Stanford professor and free software guru Laurence Lessig wrote of walking through the Youth Camp with Minister of Culture Gilberto Gil. Gil was alternately protested by angry young people demanding free radio (Gil relished the debate) and asked to perform songs from his pop opus (The whole crowd sang along). “Here’s a Minister of the government, face to face with supporters and opponents,” Lessig wrote. “There is no ‘free speech zone.’ No guns, no men in black uniform, no panic, and plenty of press. Just imagine.”

Elsewhere I watched a group of high school students pull up chairs amid the overflow crowd outside a packed warehouse where several theorists were speaking. We could not see the panelists, but a sound system carried their voices out over the stifling heat. It occurred to me that this was a remarkable scene. To look at those teenagers in the blazing sun, listening attentively to an impossibly abstract lecture by Empire co-author Michael Hardt, is to gain a new faith in the patience and dedication of the next generation.

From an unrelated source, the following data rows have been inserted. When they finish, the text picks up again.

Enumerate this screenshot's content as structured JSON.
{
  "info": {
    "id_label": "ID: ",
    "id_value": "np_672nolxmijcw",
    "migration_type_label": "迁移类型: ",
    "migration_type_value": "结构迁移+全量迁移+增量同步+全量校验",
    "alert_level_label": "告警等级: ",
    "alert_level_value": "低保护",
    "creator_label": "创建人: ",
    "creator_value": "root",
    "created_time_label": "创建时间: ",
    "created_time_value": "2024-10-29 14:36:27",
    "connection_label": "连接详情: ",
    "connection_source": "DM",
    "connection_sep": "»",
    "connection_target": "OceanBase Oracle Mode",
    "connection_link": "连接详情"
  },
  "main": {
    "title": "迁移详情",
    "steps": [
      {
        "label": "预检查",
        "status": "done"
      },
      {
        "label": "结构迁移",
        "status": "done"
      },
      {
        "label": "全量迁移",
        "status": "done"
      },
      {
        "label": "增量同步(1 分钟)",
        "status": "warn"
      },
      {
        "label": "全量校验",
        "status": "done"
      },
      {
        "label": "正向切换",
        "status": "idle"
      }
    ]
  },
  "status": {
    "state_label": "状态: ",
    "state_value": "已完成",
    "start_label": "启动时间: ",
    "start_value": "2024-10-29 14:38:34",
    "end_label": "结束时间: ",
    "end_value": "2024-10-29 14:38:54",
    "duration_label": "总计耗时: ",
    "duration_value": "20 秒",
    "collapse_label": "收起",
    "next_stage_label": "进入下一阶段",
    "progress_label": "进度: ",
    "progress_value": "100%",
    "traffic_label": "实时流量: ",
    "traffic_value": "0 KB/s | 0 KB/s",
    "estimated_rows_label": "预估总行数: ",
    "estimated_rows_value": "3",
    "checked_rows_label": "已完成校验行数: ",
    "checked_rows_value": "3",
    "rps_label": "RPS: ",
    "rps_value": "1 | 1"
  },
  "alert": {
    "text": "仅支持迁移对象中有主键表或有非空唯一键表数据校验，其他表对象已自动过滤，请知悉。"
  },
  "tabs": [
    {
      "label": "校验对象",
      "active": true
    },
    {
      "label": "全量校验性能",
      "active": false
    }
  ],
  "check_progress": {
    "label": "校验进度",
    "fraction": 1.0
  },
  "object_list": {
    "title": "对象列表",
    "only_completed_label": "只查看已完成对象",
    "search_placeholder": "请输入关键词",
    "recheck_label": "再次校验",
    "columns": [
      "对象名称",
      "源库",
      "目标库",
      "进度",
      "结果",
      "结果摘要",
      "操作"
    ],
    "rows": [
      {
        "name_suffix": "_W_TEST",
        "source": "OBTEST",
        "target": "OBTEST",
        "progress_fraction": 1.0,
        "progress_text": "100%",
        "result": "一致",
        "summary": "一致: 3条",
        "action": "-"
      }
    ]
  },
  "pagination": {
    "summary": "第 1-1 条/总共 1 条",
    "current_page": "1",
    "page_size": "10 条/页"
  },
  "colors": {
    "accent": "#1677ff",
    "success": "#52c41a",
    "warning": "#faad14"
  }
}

Few progressives would argue that the World Social Forum is without its faults. Yet few, even among the critics, would hold that movements would be better off if it ceased to exist. Evaluating the event involves blending criticisms and potentials, often ending in an unsatisfying shade of gray.

What, then, can be said definitively about the state of the forum?

The original concept of the event remains sound. There is value in a gathering that allows social movements that spring out of hope and need to converge, a place that invites people to devise transnational strategies for confronting globalized problems. In contrast to the top-down wealth and power of Davos, there is need for a place that draws legitimacy from its participatory character.

As a positive, proactive space rather than a reactive mass protest outside a World Trade Organization or IMF meeting, the World Social Forum still provides a unique opportunity for setting an alternative agenda for globalization. Its influence on Davos, where elites are now photographed pondering problems of poverty and AIDS, has been undeniable.

The forum is still growing; each year has been larger than the previous, so it has not stagnated in this respect. The gathering could enhance its relevance by actively recruiting social movement leaders—making efforts to balance constituents who already attend as self-selected representatives—and by setting aside more time for dialogue not based on the standard model of a university lecture panel.

The forum needs to retain its capacity for surprises. It is wise for it to move to a biennial schedule; the annual event was growing too routine, too familiar. And it was a mistake to return to Porto Alegre. The forum gained much during its year in Mumbai, and its forward momentum requires that it continue incorporating greater representation from new parts of the world. The 2007 gathering, which will be held in Africa, holds much promise in this regard.

Yet, the need to move on is not an altogether happy truth. On the last evening of the forum, I walked along the Guaiba feeling vaguely disappointed by the lectures I had heard that day. But then I felt a breeze off the river and looked around at the crowds meandering in the dusk. A group in union shirts sat on a curb, chatting with vendors selling grilled meat; a capoeira troop sparred on the street; anti-Bush satirists leafleted to promote their website; a circle of people outside an indigenous rights tent performed a dance. At that moment, I felt sad to see it all go. Porto Alegre, too, will be sad for its loss.

Mark Engler, a writer based in New York City, is a commentator for Foreign Policy In Focus (www.fpif.org). He can be reached via the website at http://www.democracyuprising.com.